Security B-Sides is an information security event, that follows an "unconference" format and was setup by a few renowned security experts, in 2012, after large hacking conferences (BlackHat, DefCon) experienced a huge amount of subscriptions to their CfP (Call for Papers) and simply ran out of space to accommodate them all.
Just discussed the #BSidesMSP 2014 documentary with the crew, this is going to be fantastic. May put it up at #Minnesota film festivals :-)— Security B-Sides MSP (@BSidesMSP) August 27, 2014
#BSidesMSP 2014 Speaker Presentations Posted! https://t.co/Zx5CkTjvEv http://t.co/Pj47hcVwCu https://t.co/YRePLvQz0I @SecurityBSides— Security B-Sides MSP (@BSidesMSP) August 26, 2014
— Security B-Sides MSP (@BSidesMSP) August 20, 2014
Our team came to discuss Automating Compliance. Titania's founder, Ian Whiting, spoke about his background as a penetration tester, the concept behind creating the network security auditing and compliance tools, Nipper Studio and Paws Studio and why he thinks it is essential that software "should just work".
My background is a penetration tester. I used to be one of those geeks, hackers that would sit in the corner of the room, and got the blame for everything that went wrong: "it must be the guy coming in doing the auditing that's causing all of these network problems today."
I used to have to run a wide variety of different kind of tools to do those jobs and it's very important to understand exactly what the software is doing, but also to understand the weaknesses of the software.
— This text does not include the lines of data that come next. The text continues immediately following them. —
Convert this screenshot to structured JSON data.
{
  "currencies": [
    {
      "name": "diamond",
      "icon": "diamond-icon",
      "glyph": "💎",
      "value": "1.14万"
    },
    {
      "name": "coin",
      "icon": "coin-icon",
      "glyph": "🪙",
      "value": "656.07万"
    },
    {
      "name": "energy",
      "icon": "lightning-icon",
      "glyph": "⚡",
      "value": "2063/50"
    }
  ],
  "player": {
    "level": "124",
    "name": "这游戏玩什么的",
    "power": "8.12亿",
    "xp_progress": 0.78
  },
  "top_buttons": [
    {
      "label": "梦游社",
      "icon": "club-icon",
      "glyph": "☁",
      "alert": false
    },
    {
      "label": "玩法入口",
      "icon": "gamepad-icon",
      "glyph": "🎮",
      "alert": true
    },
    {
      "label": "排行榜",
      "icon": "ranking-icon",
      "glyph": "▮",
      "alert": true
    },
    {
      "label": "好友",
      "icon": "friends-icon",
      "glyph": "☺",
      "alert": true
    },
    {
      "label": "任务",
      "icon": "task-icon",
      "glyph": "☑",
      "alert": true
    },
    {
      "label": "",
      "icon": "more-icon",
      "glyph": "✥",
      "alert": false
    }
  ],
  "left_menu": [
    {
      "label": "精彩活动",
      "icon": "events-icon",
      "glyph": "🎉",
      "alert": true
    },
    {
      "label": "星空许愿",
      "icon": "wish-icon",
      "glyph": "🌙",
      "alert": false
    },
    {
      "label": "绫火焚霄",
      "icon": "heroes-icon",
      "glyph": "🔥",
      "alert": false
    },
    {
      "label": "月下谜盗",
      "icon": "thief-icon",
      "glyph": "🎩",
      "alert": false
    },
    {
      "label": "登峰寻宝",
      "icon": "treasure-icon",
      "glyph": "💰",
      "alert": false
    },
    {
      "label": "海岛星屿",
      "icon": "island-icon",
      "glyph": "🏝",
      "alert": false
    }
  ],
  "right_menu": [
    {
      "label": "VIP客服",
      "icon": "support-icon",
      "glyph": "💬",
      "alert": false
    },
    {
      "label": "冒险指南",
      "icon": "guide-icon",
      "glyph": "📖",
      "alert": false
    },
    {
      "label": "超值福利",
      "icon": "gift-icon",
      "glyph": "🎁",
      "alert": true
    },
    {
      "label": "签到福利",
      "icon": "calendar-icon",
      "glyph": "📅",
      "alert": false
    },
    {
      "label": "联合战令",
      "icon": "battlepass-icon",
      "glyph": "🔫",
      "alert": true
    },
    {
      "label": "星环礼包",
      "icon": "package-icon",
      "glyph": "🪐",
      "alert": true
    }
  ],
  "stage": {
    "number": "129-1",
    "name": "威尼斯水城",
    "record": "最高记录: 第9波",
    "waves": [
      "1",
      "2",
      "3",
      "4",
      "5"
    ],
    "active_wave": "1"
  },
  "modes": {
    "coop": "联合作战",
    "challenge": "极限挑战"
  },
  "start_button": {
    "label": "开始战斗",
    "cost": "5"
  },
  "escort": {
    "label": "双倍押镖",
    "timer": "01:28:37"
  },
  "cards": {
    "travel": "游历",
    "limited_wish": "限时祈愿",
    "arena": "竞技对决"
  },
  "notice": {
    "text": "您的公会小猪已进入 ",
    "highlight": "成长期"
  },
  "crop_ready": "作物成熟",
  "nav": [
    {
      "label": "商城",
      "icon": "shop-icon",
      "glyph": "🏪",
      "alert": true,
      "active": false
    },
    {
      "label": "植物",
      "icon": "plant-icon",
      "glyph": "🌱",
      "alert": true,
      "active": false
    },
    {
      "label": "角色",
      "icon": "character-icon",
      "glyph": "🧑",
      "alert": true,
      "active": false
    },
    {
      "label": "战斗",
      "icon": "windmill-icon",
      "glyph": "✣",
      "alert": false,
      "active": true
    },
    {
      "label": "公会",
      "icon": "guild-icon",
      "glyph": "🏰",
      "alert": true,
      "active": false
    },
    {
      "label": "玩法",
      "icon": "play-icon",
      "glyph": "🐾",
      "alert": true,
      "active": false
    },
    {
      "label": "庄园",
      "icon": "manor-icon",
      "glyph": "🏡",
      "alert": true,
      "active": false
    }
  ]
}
I was once given a job, many years ago, to audit some network switches and I think it's very important that auditors' time is best spent doing things that require a human to look at, while things that are fairly mundane and routine are excellent candidates for automation. I truly believe that. So I sat down and someone gave me 30 configs for different switches to go through manually. At this point I thought: "now is the time to start automating this kind of process. It's a very mundane task, computers are ideal at automating those very basic checks".
One of the things that being a penetration tester has led me very strongly to believe is that all software should be easy to use. I don't care if it takes the software developer an extra 6 months to code a bit of software. For the users it should be intuitive and easy to use. It should be there to help you and it should go hand in hand with the way you work, in order to reduce the amount of time that it takes you to audit. It should just work. I don't want a bit of software that I install on a system and then have to tweak for the next half an hour, using Google to try and work out what's going wrong and fix it along the way. It's one of the founding principles of the software that we develop.
We have a product called Nipper Studio which automates the auditing of firewalls, routers, switches and your various network infrastructure devices and another called Paws Studio, which does similar things for servers and workstations. Both products offer free evaluations, so that you can give it a go on your own platform. One of the things I think it's very important, is to be able to try these things for yourself. You shouldn't have to go and buy something blind, in the hope that what the sales person told you about the product is true and that it's going to do what they said it'd do. You have to try things out for yourself and that's why we provide evaluations for our software.
Download your free evaluation license here.
Aside from numerous talks from cyber security experts (an overview of the talks can be found in this previous post), the keynote opening speech was delivered by a legend in the Chinese cyber warfare arena: Lt. Col. (ret) William Hagestad (@RedDragon1949). A very worthwhile talk to listen to and the Colonel is a very engaging presence on the scene. The talk can be found here and it is number 2 on the list, right after the Opening Ceremonies from Matthew J. Harmon, Bradley Ammerman and Tom O'Neill. You can also read the story in CSO Online: Why our lack of understanding on China may be the biggest risk
An overview of all the talks can be found in our previous post, or viewed / downloaded
off the Security B-Sides wiki.
Video and images courtesy of @mjharmon